[Element data from apps and pages]
=====
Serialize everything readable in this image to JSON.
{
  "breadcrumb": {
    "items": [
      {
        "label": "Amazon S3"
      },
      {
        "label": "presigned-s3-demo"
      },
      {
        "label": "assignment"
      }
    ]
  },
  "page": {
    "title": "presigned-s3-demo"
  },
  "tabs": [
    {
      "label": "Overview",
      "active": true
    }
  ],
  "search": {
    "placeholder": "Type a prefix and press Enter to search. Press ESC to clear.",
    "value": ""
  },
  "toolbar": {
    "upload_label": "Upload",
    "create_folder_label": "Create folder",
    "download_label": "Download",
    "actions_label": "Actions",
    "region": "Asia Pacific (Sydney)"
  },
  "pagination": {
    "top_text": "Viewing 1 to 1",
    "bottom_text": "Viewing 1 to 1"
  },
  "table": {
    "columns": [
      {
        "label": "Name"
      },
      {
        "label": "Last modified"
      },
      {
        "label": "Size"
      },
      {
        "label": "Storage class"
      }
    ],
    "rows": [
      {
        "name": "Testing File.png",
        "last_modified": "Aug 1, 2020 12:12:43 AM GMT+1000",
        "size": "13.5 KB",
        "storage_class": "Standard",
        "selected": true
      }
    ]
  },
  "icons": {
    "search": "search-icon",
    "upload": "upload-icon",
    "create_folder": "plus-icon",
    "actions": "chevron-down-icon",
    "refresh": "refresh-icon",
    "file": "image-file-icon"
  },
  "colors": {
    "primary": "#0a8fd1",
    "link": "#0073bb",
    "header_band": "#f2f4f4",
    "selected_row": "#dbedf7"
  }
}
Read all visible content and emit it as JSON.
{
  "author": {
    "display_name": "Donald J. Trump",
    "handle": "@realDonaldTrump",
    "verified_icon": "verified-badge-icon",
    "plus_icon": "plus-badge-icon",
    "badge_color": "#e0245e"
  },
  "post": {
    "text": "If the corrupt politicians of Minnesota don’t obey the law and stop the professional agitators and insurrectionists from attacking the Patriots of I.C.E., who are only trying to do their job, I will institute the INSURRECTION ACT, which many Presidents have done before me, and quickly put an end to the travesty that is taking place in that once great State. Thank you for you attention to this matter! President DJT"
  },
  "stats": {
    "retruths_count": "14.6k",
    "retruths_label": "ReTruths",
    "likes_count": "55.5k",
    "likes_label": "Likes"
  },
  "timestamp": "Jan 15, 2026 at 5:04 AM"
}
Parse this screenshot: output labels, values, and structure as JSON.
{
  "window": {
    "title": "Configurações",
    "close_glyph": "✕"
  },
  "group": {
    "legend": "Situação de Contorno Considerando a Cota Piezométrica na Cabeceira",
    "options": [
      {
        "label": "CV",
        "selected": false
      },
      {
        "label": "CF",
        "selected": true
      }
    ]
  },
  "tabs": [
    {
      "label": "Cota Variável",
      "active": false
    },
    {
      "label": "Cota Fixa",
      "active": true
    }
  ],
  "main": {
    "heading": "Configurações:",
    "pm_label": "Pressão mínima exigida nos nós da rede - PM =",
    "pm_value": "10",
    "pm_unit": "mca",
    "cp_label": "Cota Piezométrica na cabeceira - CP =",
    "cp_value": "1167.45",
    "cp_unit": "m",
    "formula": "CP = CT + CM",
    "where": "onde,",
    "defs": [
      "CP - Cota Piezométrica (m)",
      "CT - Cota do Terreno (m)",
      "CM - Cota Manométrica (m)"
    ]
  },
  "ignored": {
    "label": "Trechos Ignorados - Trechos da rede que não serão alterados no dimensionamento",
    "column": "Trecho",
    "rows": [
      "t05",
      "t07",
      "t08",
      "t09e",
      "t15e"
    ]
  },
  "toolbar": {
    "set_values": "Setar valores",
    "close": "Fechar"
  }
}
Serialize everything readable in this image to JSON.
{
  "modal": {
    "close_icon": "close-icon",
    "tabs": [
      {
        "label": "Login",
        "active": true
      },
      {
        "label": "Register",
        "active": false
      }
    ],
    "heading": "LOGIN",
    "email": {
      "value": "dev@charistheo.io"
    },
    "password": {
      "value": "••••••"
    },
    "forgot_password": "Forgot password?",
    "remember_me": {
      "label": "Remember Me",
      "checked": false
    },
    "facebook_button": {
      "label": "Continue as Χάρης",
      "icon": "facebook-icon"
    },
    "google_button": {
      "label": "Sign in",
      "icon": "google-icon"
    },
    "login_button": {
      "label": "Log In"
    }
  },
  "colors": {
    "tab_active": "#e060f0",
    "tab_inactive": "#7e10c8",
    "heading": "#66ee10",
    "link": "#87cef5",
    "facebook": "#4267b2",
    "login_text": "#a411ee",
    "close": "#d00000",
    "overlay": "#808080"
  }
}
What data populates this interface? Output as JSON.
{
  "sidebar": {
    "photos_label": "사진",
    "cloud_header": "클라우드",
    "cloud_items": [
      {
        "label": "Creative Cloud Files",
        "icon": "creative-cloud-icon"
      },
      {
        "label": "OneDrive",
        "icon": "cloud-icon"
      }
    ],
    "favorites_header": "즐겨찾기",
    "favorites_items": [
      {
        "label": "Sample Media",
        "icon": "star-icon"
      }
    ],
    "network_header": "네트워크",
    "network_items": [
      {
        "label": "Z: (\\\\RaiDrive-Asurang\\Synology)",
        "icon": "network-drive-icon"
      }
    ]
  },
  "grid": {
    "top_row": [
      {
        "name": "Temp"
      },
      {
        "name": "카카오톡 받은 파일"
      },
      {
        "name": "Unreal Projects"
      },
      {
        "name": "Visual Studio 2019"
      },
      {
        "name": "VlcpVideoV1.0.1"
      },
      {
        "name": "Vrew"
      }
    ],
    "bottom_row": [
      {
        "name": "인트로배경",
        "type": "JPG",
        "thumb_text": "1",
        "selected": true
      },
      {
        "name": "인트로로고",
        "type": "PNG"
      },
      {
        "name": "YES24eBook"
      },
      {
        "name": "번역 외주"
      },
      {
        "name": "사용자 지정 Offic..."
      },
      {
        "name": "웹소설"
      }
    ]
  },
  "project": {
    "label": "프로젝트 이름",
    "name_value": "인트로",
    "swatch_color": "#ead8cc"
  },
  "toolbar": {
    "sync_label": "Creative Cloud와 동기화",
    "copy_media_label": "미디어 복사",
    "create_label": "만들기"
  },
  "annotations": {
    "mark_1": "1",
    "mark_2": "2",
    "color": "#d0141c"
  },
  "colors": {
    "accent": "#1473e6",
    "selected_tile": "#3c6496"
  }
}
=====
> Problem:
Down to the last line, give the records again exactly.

> Written answer:
Serialize everything readable in this image to JSON.
{
  "breadcrumb": {
    "items": [
      {
        "label": "Amazon S3"
      },
      {
        "label": "presigned-s3-demo"
      },
      {
        "label": "assignment"
      }
    ]
  },
  "page": {
    "title": "presigned-s3-demo"
  },
  "tabs": [
    {
      "label": "Overview",
      "active": true
    }
  ],
  "search": {
    "placeholder": "Type a prefix and press Enter to search. Press ESC to clear.",
    "value": ""
  },
  "toolbar": {
    "upload_label": "Upload",
    "create_folder_label": "Create folder",
    "download_label": "Download",
    "actions_label": "Actions",
    "region": "Asia Pacific (Sydney)"
  },
  "pagination": {
    "top_text": "Viewing 1 to 1",
    "bottom_text": "Viewing 1 to 1"
  },
  "table": {
    "columns": [
      {
        "label": "Name"
      },
      {
        "label": "Last modified"
      },
      {
        "label": "Size"
      },
      {
        "label": "Storage class"
      }
    ],
    "rows": [
      {
        "name": "Testing File.png",
        "last_modified": "Aug 1, 2020 12:12:43 AM GMT+1000",
        "size": "13.5 KB",
        "storage_class": "Standard",
        "selected": true
      }
    ]
  },
  "icons": {
    "search": "search-icon",
    "upload": "upload-icon",
    "create_folder": "plus-icon",
    "actions": "chevron-down-icon",
    "refresh": "refresh-icon",
    "file": "image-file-icon"
  },
  "colors": {
    "primary": "#0a8fd1",
    "link": "#0073bb",
    "header_band": "#f2f4f4",
    "selected_row": "#dbedf7"
  }
}
Read all visible content and emit it as JSON.
{
  "author": {
    "display_name": "Donald J. Trump",
    "handle": "@realDonaldTrump",
    "verified_icon": "verified-badge-icon",
    "plus_icon": "plus-badge-icon",
    "badge_color": "#e0245e"
  },
  "post": {
    "text": "If the corrupt politicians of Minnesota don’t obey the law and stop the professional agitators and insurrectionists from attacking the Patriots of I.C.E., who are only trying to do their job, I will institute the INSURRECTION ACT, which many Presidents have done before me, and quickly put an end to the travesty that is taking place in that once great State. Thank you for you attention to this matter! President DJT"
  },
  "stats": {
    "retruths_count": "14.6k",
    "retruths_label": "ReTruths",
    "likes_count": "55.5k",
    "likes_label": "Likes"
  },
  "timestamp": "Jan 15, 2026 at 5:04 AM"
}
Parse this screenshot: output labels, values, and structure as JSON.
{
  "window": {
    "title": "Configurações",
    "close_glyph": "✕"
  },
  "group": {
    "legend": "Situação de Contorno Considerando a Cota Piezométrica na Cabeceira",
    "options": [
      {
        "label": "CV",
        "selected": false
      },
      {
        "label": "CF",
        "selected": true
      }
    ]
  },
  "tabs": [
    {
      "label": "Cota Variável",
      "active": false
    },
    {
      "label": "Cota Fixa",
      "active": true
    }
  ],
  "main": {
    "heading": "Configurações:",
    "pm_label": "Pressão mínima exigida nos nós da rede - PM =",
    "pm_value": "10",
    "pm_unit": "mca",
    "cp_label": "Cota Piezométrica na cabeceira - CP =",
    "cp_value": "1167.45",
    "cp_unit": "m",
    "formula": "CP = CT + CM",
    "where": "onde,",
    "defs": [
      "CP - Cota Piezométrica (m)",
      "CT - Cota do Terreno (m)",
      "CM - Cota Manométrica (m)"
    ]
  },
  "ignored": {
    "label": "Trechos Ignorados - Trechos da rede que não serão alterados no dimensionamento",
    "column": "Trecho",
    "rows": [
      "t05",
      "t07",
      "t08",
      "t09e",
      "t15e"
    ]
  },
  "toolbar": {
    "set_values": "Setar valores",
    "close": "Fechar"
  }
}
Serialize everything readable in this image to JSON.
{
  "modal": {
    "close_icon": "close-icon",
    "tabs": [
      {
        "label": "Login",
        "active": true
      },
      {
        "label": "Register",
        "active": false
      }
    ],
    "heading": "LOGIN",
    "email": {
      "value": "dev@charistheo.io"
    },
    "password": {
      "value": "••••••"
    },
    "forgot_password": "Forgot password?",
    "remember_me": {
      "label": "Remember Me",
      "checked": false
    },
    "facebook_button": {
      "label": "Continue as Χάρης",
      "icon": "facebook-icon"
    },
    "google_button": {
      "label": "Sign in",
      "icon": "google-icon"
    },
    "login_button": {
      "label": "Log In"
    }
  },
  "colors": {
    "tab_active": "#e060f0",
    "tab_inactive": "#7e10c8",
    "heading": "#66ee10",
    "link": "#87cef5",
    "facebook": "#4267b2",
    "login_text": "#a411ee",
    "close": "#d00000",
    "overlay": "#808080"
  }
}
What data populates this interface? Output as JSON.
{
  "sidebar": {
    "photos_label": "사진",
    "cloud_header": "클라우드",
    "cloud_items": [
      {
        "label": "Creative Cloud Files",
        "icon": "creative-cloud-icon"
      },
      {
        "label": "OneDrive",
        "icon": "cloud-icon"
      }
    ],
    "favorites_header": "즐겨찾기",
    "favorites_items": [
      {
        "label": "Sample Media",
        "icon": "star-icon"
      }
    ],
    "network_header": "네트워크",
    "network_items": [
      {
        "label": "Z: (\\\\RaiDrive-Asurang\\Synology)",
        "icon": "network-drive-icon"
      }
    ]
  },
  "grid": {
    "top_row": [
      {
        "name": "Temp"
      },
      {
        "name": "카카오톡 받은 파일"
      },
      {
        "name": "Unreal Projects"
      },
      {
        "name": "Visual Studio 2019"
      },
      {
        "name": "VlcpVideoV1.0.1"
      },
      {
        "name": "Vrew"
      }
    ],
    "bottom_row": [
      {
        "name": "인트로배경",
        "type": "JPG",
        "thumb_text": "1",
        "selected": true
      },
      {
        "name": "인트로로고",
        "type": "PNG"
      },
      {
        "name": "YES24eBook"
      },
      {
        "name": "번역 외주"
      },
      {
        "name": "사용자 지정 Offic..."
      },
      {
        "name": "웹소설"
      }
    ]
  },
  "project": {
    "label": "프로젝트 이름",
    "name_value": "인트로",
    "swatch_color": "#ead8cc"
  },
  "toolbar": {
    "sync_label": "Creative Cloud와 동기화",
    "copy_media_label": "미디어 복사",
    "create_label": "만들기"
  },
  "annotations": {
    "mark_1": "1",
    "mark_2": "2",
    "color": "#d0141c"
  },
  "colors": {
    "accent": "#1473e6",
    "selected_tile": "#3c6496"
  }
}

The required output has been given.